Six Pix: Universal Monsters

Six Pix presents a sextet of movie posters representing a particular actor/director/genre. You pick the one you feel is visually the most artistic or best sums up the film.

Classic monster posters from Universal are featured in this edition of Six Pix.

Universal Monsters Movie Posters

Included are: The Phantom of the Opera (1925); Dracula (1931); Frankenstein (1931); The Mummy (1932); The Wolf Man (1941); and Creature from the Black Lagoon (1954).

All killer, no filler when it comes to these provocative one-sheets. Frankenstein and The Wolf Man are just a notch below the rest of the stellar images. Almost impossible to pick a winner from the remaining four but there’s something that appeals to me about the watery depths depicted in the Creature from the Black Lagoon.

Which one do you think is the winner? Should I have included something else? Tell me about it below! (And please feel free to suggest future topics.)

  • Stacy B.

    I actually don’t like any of them-I feel they are more cartoon than anything and don’t really inspire any fear of the creatures in me. For me, they are Harelquin romance novel covers for horror movies.

  • http://www.facebook.com/profile.php?id=713983697 Gordon S. Jackson

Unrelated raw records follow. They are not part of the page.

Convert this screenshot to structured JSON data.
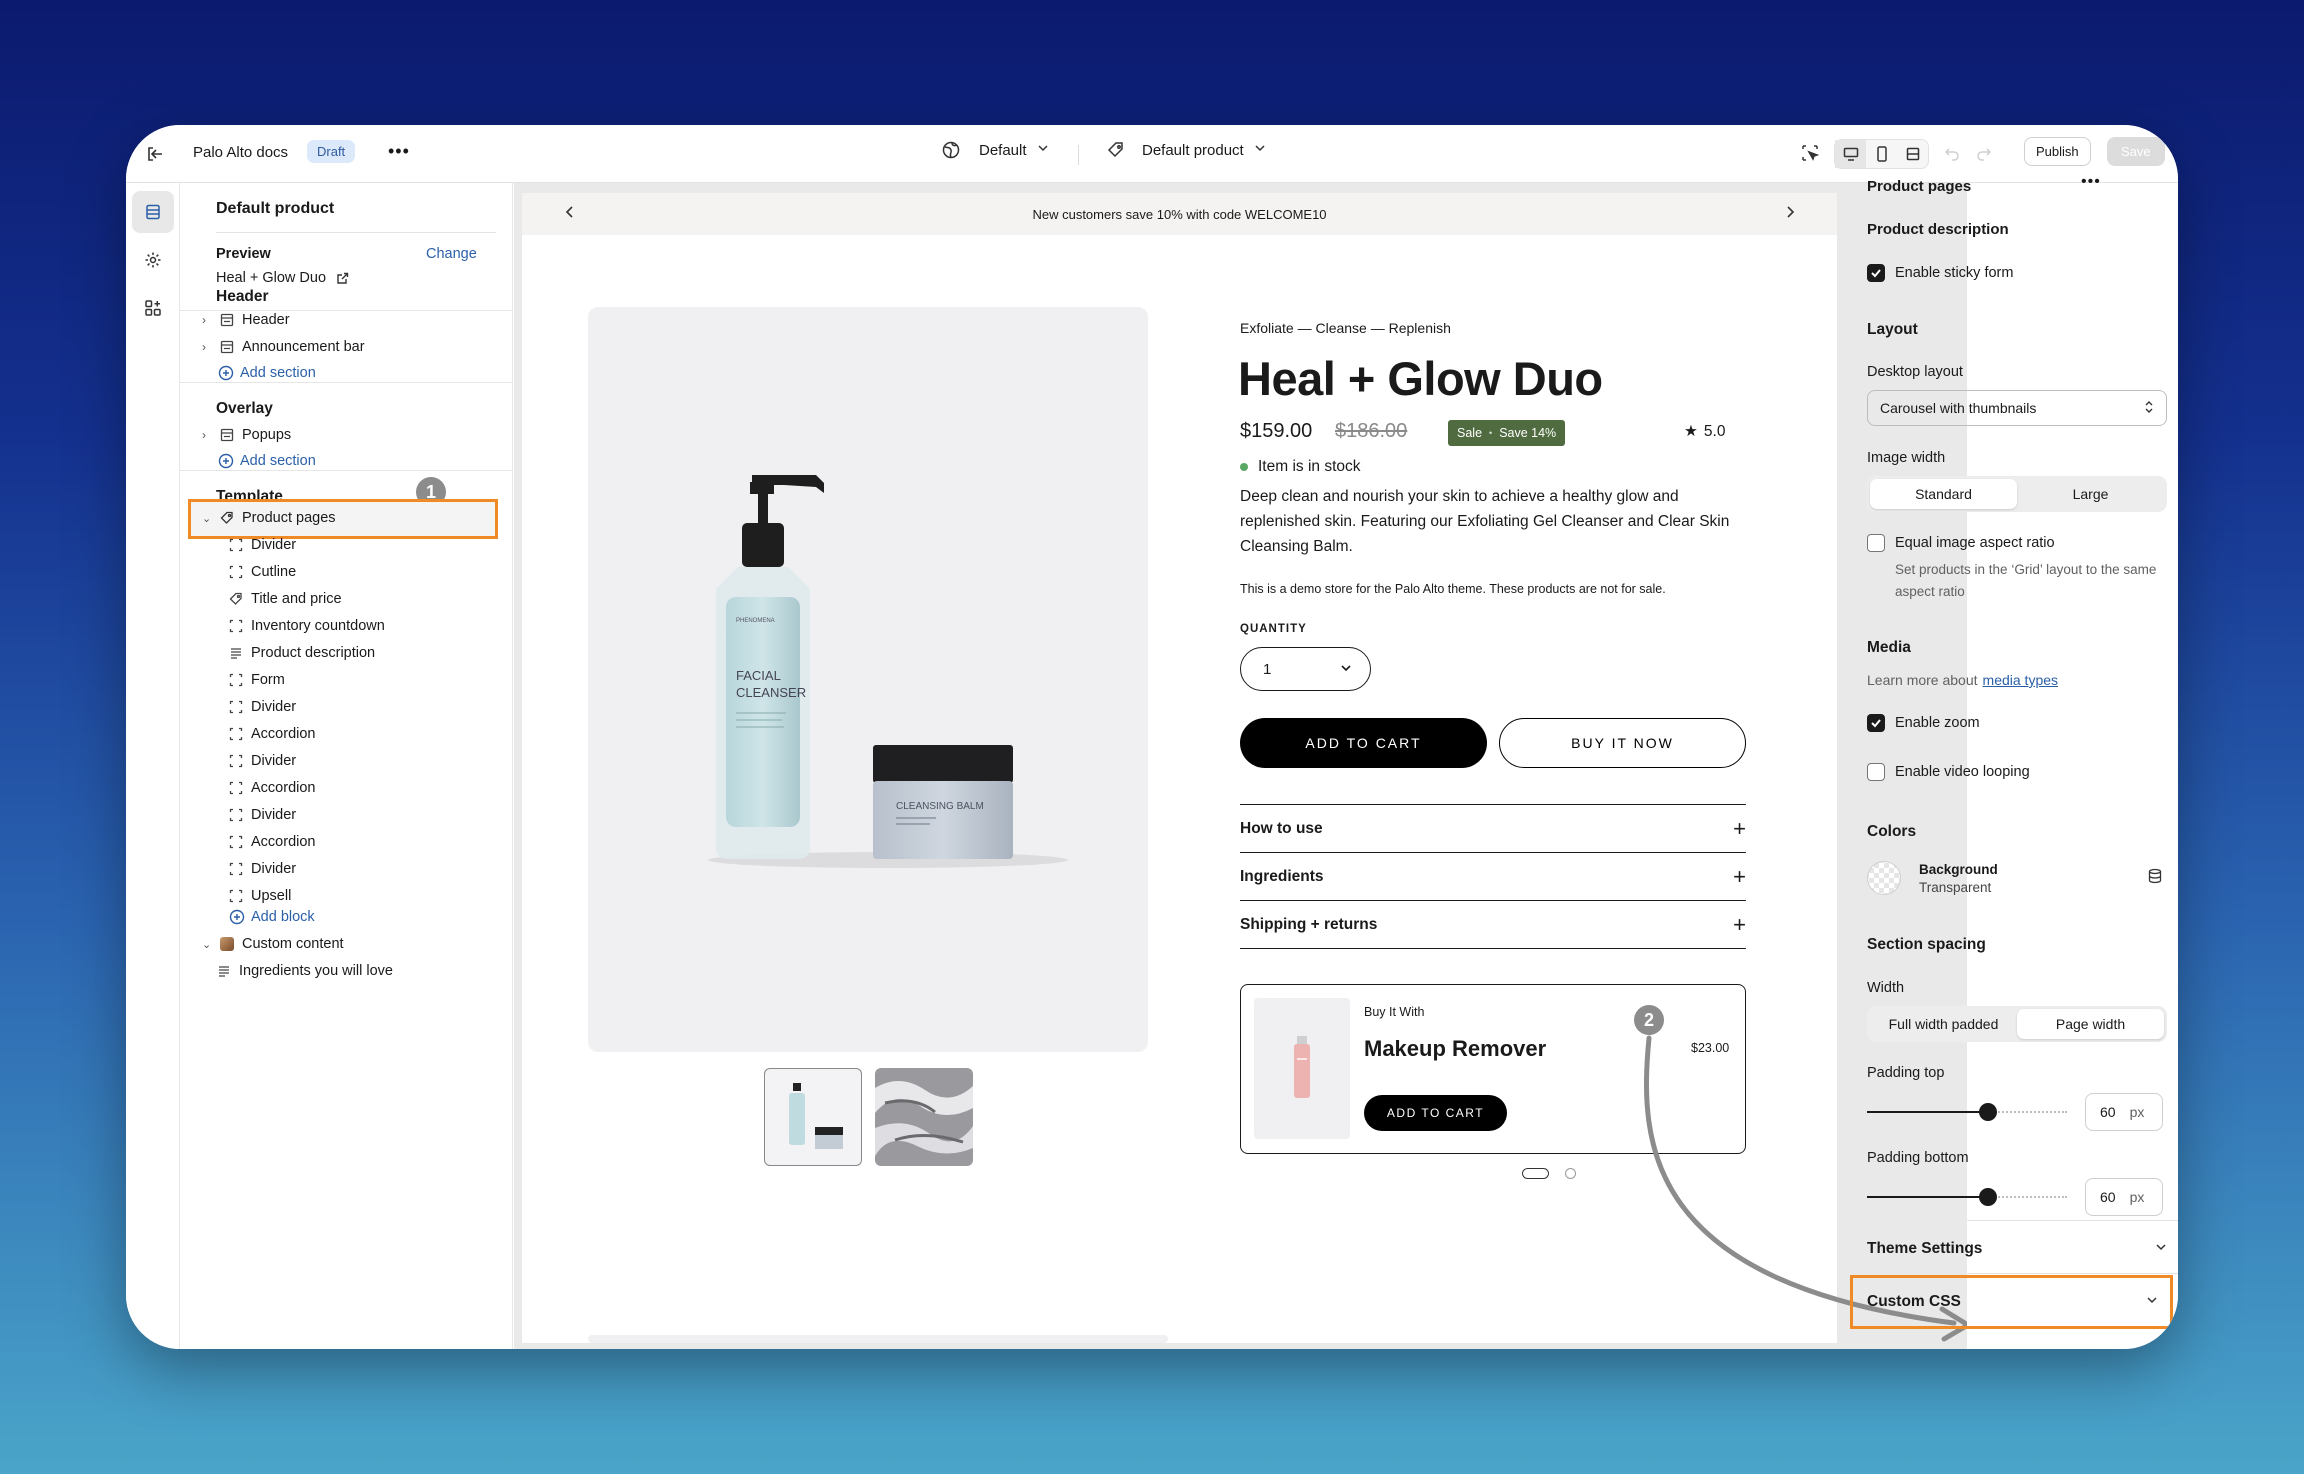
{
  "topbar": {
    "store_name": "Palo Alto docs",
    "status": "Draft",
    "theme_selector": "Default",
    "template_selector": "Default product",
    "publish_label": "Publish",
    "save_label": "Save"
  },
  "left_panel": {
    "title": "Default product",
    "preview_label": "Preview",
    "change_label": "Change",
    "preview_product": "Heal + Glow Duo",
    "header_group": {
      "heading": "Header",
      "items": [
        "Header",
        "Announcement bar"
      ],
      "add_section": "Add section"
    },
    "overlay_group": {
      "heading": "Overlay",
      "items": [
        "Popups"
      ],
      "add_section": "Add section"
    },
    "template_group": {
      "heading": "Template",
      "section": "Product pages",
      "blocks": [
        "Divider",
        "Cutline",
        "Title and price",
        "Inventory countdown",
        "Product description",
        "Form",
        "Divider",
        "Accordion",
        "Divider",
        "Accordion",
        "Divider",
        "Accordion",
        "Divider",
        "Upsell"
      ],
      "add_block": "Add block",
      "custom_content": "Custom content",
      "custom_content_child": "Ingredients you will love"
    }
  },
  "steps": {
    "one": "1",
    "two": "2"
  },
  "preview": {
    "announcement": "New customers save 10% with code WELCOME10",
    "eyebrow": "Exfoliate — Cleanse — Replenish",
    "title": "Heal + Glow Duo",
    "price": "$159.00",
    "compare_price": "$186.00",
    "sale_badge": "Sale",
    "save_badge": "Save 14%",
    "rating": "5.0",
    "stock": "Item is in stock",
    "description": "Deep clean and nourish your skin to achieve a healthy glow and replenished skin. Featuring our Exfoliating Gel Cleanser and Clear Skin Cleansing Balm.",
    "demo_note": "This is a demo store for the Palo Alto theme. These products are not for sale.",
    "quantity_label": "QUANTITY",
    "quantity_value": "1",
    "add_to_cart": "ADD TO CART",
    "buy_now": "BUY IT NOW",
    "accordions": [
      "How to use",
      "Ingredients",
      "Shipping + returns"
    ],
    "upsell": {
      "eyebrow": "Buy It With",
      "name": "Makeup Remover",
      "price": "$23.00",
      "button": "ADD TO CART"
    },
    "bottle": {
      "brand": "PHENOMENA",
      "line1": "FACIAL",
      "line2": "CLEANSER"
    },
    "jar": {
      "label": "CLEANSING BALM"
    }
  },
  "right_panel": {
    "section_title": "Product pages",
    "product_description": "Product description",
    "sticky_form": "Enable sticky form",
    "layout_heading": "Layout",
    "desktop_layout_label": "Desktop layout",
    "desktop_layout_value": "Carousel with thumbnails",
    "image_width_label": "Image width",
    "image_width_options": [
      "Standard",
      "Large"
    ],
    "equal_ratio_label": "Equal image aspect ratio",
    "equal_ratio_help": "Set products in the ‘Grid’ layout to the same aspect ratio",
    "media_heading": "Media",
    "media_help_prefix": "Learn more about",
    "media_help_link": "media types",
    "enable_zoom": "Enable zoom",
    "enable_video_looping": "Enable video looping",
    "colors_heading": "Colors",
    "background_label": "Background",
    "background_value": "Transparent",
    "spacing_heading": "Section spacing",
    "width_label": "Width",
    "width_options": [
      "Full width padded",
      "Page width"
    ],
    "padding_top_label": "Padding top",
    "padding_top_value": "60",
    "padding_bottom_label": "Padding bottom",
    "padding_bottom_value": "60",
    "unit": "px",
    "theme_settings": "Theme Settings",
    "custom_css": "Custom CSS"
  },
  "colors": {
    "highlight": "#f08a24",
    "link": "#2a5fa8",
    "sale_badge": "#4f6b3f",
    "in_stock": "#5aa864"
  }
}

    All of these posters are very ‘cartoonish’, but that’s okay. With the exception of BLACK LAGOON they were all pre-television when so-called ‘realism’ and ‘sophistication’ had not yet taken hold. High art? Hardly! But entertaining fun? You bet!

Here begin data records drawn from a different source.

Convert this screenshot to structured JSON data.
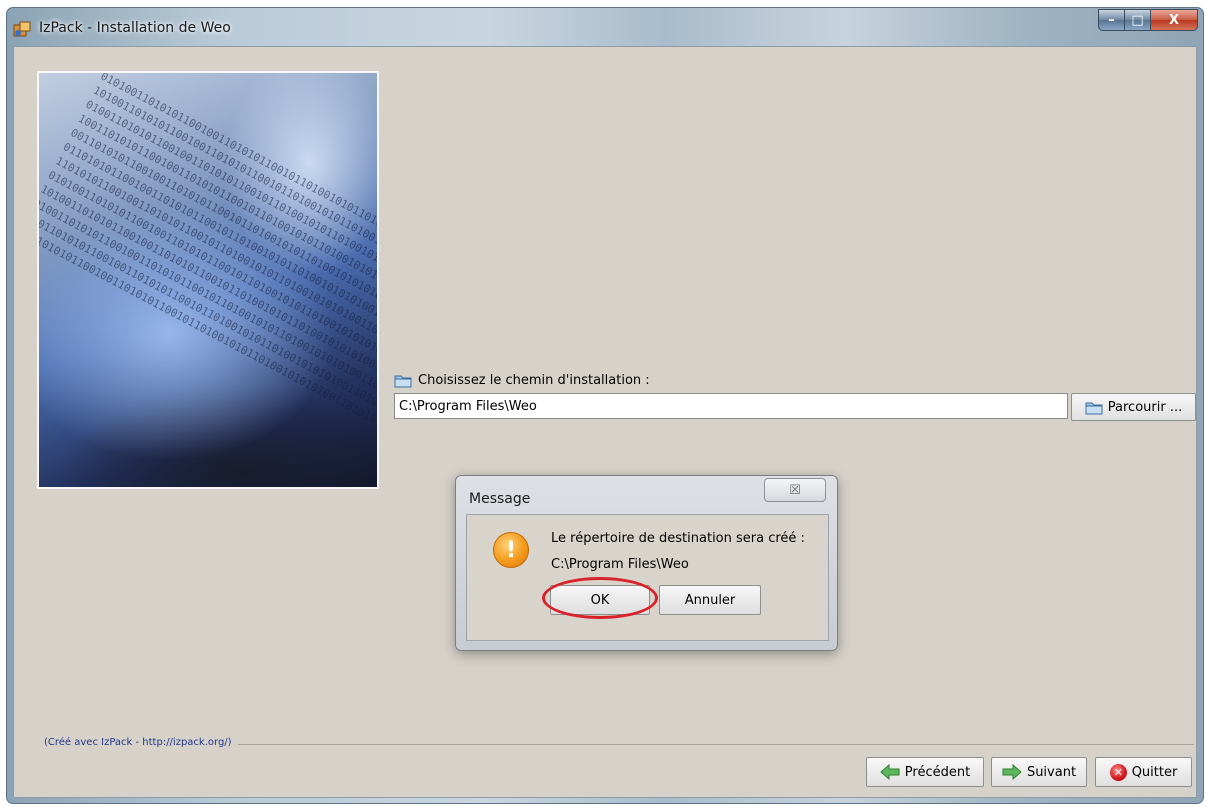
{
  "window": {
    "title": "IzPack - Installation de Weo",
    "buttons": {
      "minimize": "–",
      "maximize": "□",
      "close": "X"
    }
  },
  "install_path": {
    "label": "Choisissez le chemin d'installation :",
    "value": "C:\\Program Files\\Weo",
    "browse_label": "Parcourir ..."
  },
  "dialog": {
    "title": "Message",
    "close_glyph": "☒",
    "icon_glyph": "!",
    "message_line1": "Le répertoire de destination sera créé :",
    "message_line2": "C:\\Program Files\\Weo",
    "ok_label": "OK",
    "cancel_label": "Annuler",
    "highlight_color": "#d8232a"
  },
  "footer": {
    "credit": "(Créé avec IzPack - http://izpack.org/)",
    "previous_label": "Précédent",
    "next_label": "Suivant",
    "quit_label": "Quitter",
    "quit_glyph": "✕"
  },
  "side_image": {
    "icon": "binary-data-ribbon-image",
    "binary_text": "0101001101010110010011010101100101101001010110100101"
  }
}
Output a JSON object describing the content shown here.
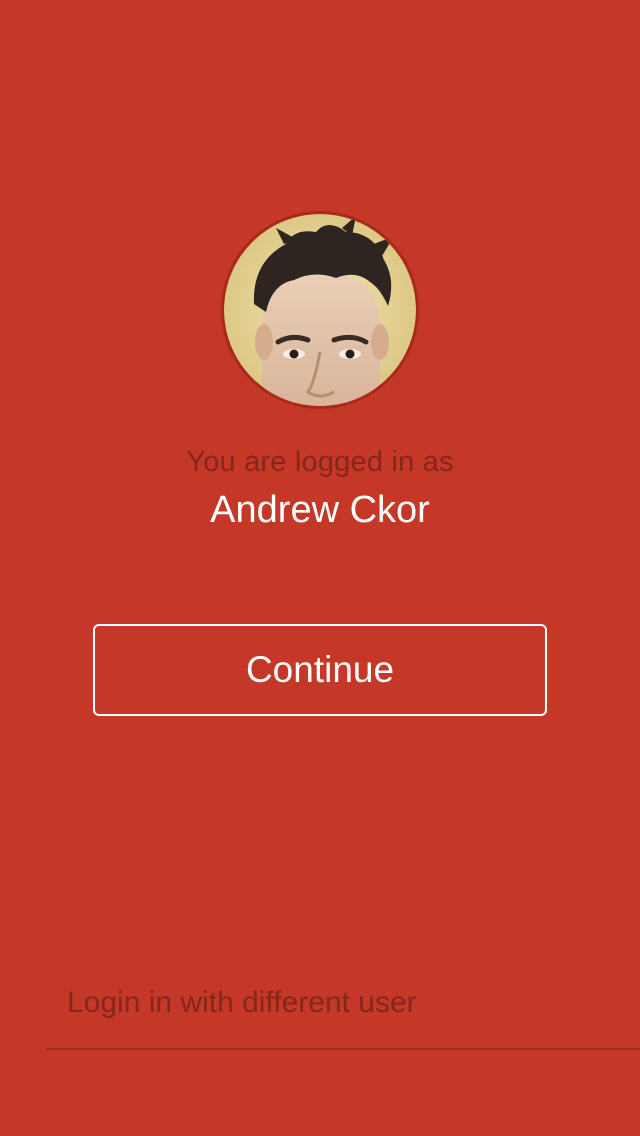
{
  "login": {
    "status_label": "You are logged in as",
    "user_name": "Andrew Ckor",
    "continue_label": "Continue",
    "other_user_label": "Login in with different user"
  },
  "avatar": {
    "icon": "user-photo-avatar"
  },
  "colors": {
    "background": "#c53726",
    "muted_text": "#84271c",
    "primary_text": "#ffffff",
    "divider": "#a12d20"
  }
}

    My personal choice? BLACK LAGOON, with very honourable mention to THE WOLFMAN with its hirsuit face and gnarled trees.

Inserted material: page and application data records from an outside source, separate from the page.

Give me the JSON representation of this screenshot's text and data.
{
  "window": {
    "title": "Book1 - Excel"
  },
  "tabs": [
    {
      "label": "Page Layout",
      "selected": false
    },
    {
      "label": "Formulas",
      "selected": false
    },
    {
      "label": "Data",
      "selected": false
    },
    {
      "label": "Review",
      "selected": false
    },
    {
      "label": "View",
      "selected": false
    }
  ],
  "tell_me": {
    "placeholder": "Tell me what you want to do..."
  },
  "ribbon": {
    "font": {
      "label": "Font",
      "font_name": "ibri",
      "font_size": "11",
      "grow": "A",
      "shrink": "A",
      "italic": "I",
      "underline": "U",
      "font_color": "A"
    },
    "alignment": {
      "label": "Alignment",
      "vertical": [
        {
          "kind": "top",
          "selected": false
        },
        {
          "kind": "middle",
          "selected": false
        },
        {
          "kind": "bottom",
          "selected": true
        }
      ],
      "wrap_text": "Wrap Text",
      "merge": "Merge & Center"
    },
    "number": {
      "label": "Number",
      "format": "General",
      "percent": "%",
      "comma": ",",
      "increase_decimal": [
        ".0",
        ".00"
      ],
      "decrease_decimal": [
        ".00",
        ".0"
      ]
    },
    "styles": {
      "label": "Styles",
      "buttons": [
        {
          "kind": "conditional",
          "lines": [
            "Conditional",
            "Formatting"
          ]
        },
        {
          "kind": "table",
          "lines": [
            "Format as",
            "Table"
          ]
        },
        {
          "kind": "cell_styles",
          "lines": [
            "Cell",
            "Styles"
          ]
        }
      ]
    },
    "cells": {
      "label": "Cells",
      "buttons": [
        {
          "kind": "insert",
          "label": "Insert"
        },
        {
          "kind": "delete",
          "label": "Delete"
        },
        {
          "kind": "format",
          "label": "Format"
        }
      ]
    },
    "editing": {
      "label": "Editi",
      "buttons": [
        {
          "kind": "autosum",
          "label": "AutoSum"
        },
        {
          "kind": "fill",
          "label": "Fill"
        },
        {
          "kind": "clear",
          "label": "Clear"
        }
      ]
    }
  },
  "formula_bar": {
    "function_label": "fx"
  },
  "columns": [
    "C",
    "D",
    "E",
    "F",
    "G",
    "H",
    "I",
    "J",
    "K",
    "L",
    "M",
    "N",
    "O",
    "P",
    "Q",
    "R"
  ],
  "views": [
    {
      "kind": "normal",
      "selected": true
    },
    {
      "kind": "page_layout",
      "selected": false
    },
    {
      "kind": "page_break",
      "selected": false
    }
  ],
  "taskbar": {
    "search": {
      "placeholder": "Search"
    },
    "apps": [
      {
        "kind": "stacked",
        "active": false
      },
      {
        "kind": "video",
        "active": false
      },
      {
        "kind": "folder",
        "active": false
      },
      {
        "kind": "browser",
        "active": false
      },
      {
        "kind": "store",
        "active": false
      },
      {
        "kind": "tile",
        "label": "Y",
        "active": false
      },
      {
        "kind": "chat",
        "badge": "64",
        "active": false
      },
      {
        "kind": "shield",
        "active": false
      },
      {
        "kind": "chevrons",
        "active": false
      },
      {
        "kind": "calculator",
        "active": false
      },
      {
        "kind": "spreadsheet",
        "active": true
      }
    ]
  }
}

  • Blair Kramer

    My comment has nothing to do with the posters. They’re all beautifully done. I simply wish to address something that has long bothered me. Firstly, I would like to say that, even though it is very dated, I think “The Mummy” is one of the best early Universal horror films. Boris Kaloff was absolutely brilliant. However, for me, the scene in the museum near the end of the film completely ruined the entire fantasy. When karloff “breaks” the glass of the mummy case with his hand, and there clearly was no glass actually covering the case at all, well… It’s just silly!

    • Wayne P.

      Yep, but the finale of the bronzed statutory egyptian goddess turning him to ashes ever so slowly with that beam of hers…that was a great special effect for its day and the sultry anksuhnamon role against Karloffs imhotep, played by the basically one and done actress Zita Johann, aint half bad either! The Mummy, Wolf-Man, Dracula and Frankenstein, along with original Invisible Man (Claude Rains) unwrapping his missing face in the mirror, all have great scene stealing FX’s for the ages, to my mind, which more than save any minor faults ;).

  • bonaparte3

    Karloff ‘the uncanny’ in THE MUMMY. Imhotep lives!